Investors may suffer if they do not consider the energy transition. But they may suffer more if they consider it, and get the answer wrong. We argue that the best way to drive the energy transition will be to maximise carbon-adjusted investment returns.
Our starting point is the chart below, which focuses on the power of compound interest, “the most powerful force in the universe” (the quote has been ascribed to Albert Einstein). This is not our usual tack — which focuses upon energy technologies, economics or quantifying CO2 — but purely mathematics…
The difference is enormous between compounding at, say, 4% and 12%. It may not sound material in any given year (“it’s just 8%”). But over a thirty year investment horizon, it makes the difference between a $100 initial investment rising to c$300 and $3,000 of value (i.e., a factor of 10x).
How this applies to the energy transition is that we currently observe institutional investors backing away from high-return (10-20% per year), industrial asset classes, which are feared to be high-carbon, towards low-returning asset classes (4-6% per year), which are perceived to be low-carbon.
For oil companies, the spread of opportunites is charted below (note here). Measured over any single year the difference may be imperceptible.
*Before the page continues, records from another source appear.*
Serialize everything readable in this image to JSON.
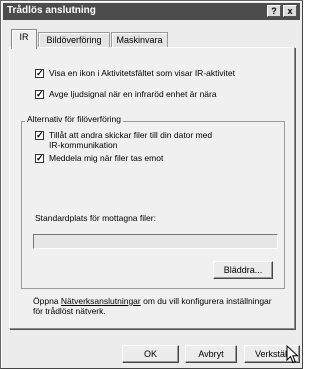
{
  "window": {
    "title": "Trådlös anslutning",
    "help_label": "?",
    "close_label": "x"
  },
  "tabs": [
    {
      "label": "IR",
      "active": true
    },
    {
      "label": "Bildöverföring",
      "active": false
    },
    {
      "label": "Maskinvara",
      "active": false
    }
  ],
  "options": {
    "show_icon": {
      "label": "Visa en ikon i Aktivitetsfältet som visar IR-aktivitet",
      "checked": true
    },
    "sound_signal": {
      "label": "Avge ljudsignal när en infraröd enhet är nära",
      "checked": true
    }
  },
  "file_transfer": {
    "group_title": "Alternativ för filöverföring",
    "allow_send": {
      "label_line1": "Tillåt att andra skickar filer till din dator med",
      "label_line2": "IR-kommunikation",
      "checked": true
    },
    "notify": {
      "label": "Meddela mig när filer tas emot",
      "checked": true
    },
    "location_label": "Standardplats för mottagna filer:",
    "location_value": "",
    "browse_label": "Bläddra..."
  },
  "footer": {
    "text_before": "Öppna ",
    "link_text": "Nätverksanslutningar",
    "text_after": " om du vill konfigurera inställningar",
    "text_line2": "för trådlöst nätverk."
  },
  "buttons": {
    "ok": "OK",
    "cancel": "Avbryt",
    "apply": "Verkställ"
  },
  "check_glyph": "✓"
}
But over 30-years it is vast.
By down-shifting from high-return assets to low-return assets, the costs of mitigating climate change end up falling upon the shoulders of institutional investors: endowments, foundations, hopeful retirees; as a hidden cost.
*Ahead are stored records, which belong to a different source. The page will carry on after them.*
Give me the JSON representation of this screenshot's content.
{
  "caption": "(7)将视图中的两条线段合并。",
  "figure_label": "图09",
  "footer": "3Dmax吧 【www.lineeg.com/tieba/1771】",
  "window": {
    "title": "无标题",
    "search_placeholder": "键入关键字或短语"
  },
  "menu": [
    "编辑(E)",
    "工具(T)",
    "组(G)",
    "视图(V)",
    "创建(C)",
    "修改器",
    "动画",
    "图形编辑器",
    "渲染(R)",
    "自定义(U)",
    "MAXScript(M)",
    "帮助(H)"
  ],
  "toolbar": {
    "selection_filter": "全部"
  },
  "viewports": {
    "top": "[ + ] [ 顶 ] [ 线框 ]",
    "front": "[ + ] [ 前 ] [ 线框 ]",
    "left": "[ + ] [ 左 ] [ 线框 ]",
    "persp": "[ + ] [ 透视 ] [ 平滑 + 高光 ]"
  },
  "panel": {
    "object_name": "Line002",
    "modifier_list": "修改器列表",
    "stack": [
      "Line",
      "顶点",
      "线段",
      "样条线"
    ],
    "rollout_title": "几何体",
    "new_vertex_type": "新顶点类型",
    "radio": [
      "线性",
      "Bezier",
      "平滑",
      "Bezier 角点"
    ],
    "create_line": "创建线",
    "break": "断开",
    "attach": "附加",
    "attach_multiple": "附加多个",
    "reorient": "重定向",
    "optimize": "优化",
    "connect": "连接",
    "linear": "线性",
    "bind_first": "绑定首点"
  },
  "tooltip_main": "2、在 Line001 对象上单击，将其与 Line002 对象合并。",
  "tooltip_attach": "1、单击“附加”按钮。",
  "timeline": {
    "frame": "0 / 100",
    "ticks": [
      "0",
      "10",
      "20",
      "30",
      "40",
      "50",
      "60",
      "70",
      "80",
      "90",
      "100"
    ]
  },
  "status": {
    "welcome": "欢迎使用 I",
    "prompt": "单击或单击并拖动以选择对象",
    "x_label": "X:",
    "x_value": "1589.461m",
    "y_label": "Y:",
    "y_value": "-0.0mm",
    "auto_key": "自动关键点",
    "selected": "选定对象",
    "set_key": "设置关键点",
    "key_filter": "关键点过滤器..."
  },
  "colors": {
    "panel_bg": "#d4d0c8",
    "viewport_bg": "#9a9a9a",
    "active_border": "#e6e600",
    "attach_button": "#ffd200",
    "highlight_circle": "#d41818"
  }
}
It is not for us to say whether this kind of hidden cost is morally right or wrong. But we can say that it is sub-optimal, in economic terms, because unlike a visible cost (e.g., a direct “carbon price”), it will not change behaviours in ways that actually drive decarbonisation.
No “incremental” energy transition occurs when investors divest from traditonal industrial sectors; and instead, outbid each other to finance the same renewable energy projects. A better alternative is needed.
Investment firms understand the challenge. This week, Blackrock’s CEO, Larry Fink, published a letter to CEOs, stating how climate change will “fundamentally re-shape finance”. What is not being reshaped, of course, is the maths of compound returns. Mr Fink’s letter begins by highlighting “we have a deep responsibility to institutions and individuals … to promote long-term value”. So how can this happen?
Three better alternatives for investors in the energy transition
In order to drive incremental energy transition, it is necessary to attract incremental capital. It must flow towards high-returning technologies and projects, which can drive decarbonization. This is our central tenet on investing for an energy transition. And it underpins the opportunities that excite us most in 2020 (chart below), which should all seek double-digit returns. Seen this way, climate change is not a cost to be passed on to investors, but a positive investment opportunity, to help meet a societal need.
A second alternative is to allocate more capital to companies that offer attractive returns and also have lower carbon contributions than their peers: such as lower-CO2 oil and gas producers, shale producers, refiners, midstream or chemicals companies. On any decarbonized energy model that we can construct, demand for gas will rise and demand for low carbon oil will not collapse. We have reams of data to help you with this screening. Often it is due to superior technologies.
A third alternative could be to offset CO2 directly, as you continue investing in high-returning, industrial companies. This still leaves investors paying for the cost of climate change out of their future returns. But the cost is much lower than if investment returns are sacrificed by divesting from industrial companies and funding renewables.
For example, we recently tabulated the costs of carbon credits, being offered by 15 separate offset schemes. Based on the data, we calculate that an investor could buy a SuperMajor oil company with an average distribution yield of 7%; offset their investment’s entire Scope 1&2 emissions for a drag of just 0.5pp; leaving their “zero carbon cash yield” at 6.5%. (It will be interesting which forward-thinking Super-Major is first to apply this logic and offer up such a “carbon-offset share class”).
The end point is that high carbon companies will see higher capital costs (and our survey work indicates this is already occurring, chart below). But how much higher? In an efficient carbon market, there is an easy answer: high enough so that the extra yield of Investment X (vs Investment Y) can be re-invested in carbon credits to offset the extra CO2 of Investment X (vs Investment Y).
These ‘carbon adjusted returns’ are directly comparable. The higher carbon- and risk- adjusted return equates to the better investment. The higher the carbon price, the higher the relative cost of capital for high-carbon companies; and the higher the relative incentive to lower emissions.
This system, we believe, will be much more sophisticated and effective in driving a full-scale energy transition that the blunt-force strategy of “divest from oil and buy renewables”. It will also not leave investors short-changed, by up to 90%, when they come to meet their budgeting or retirement needs in 2050.
Please do contact us if you have any observations, questions or comments; or would like to discuss some of the “long-term value” opportunities, which we think can help drive the energy transition…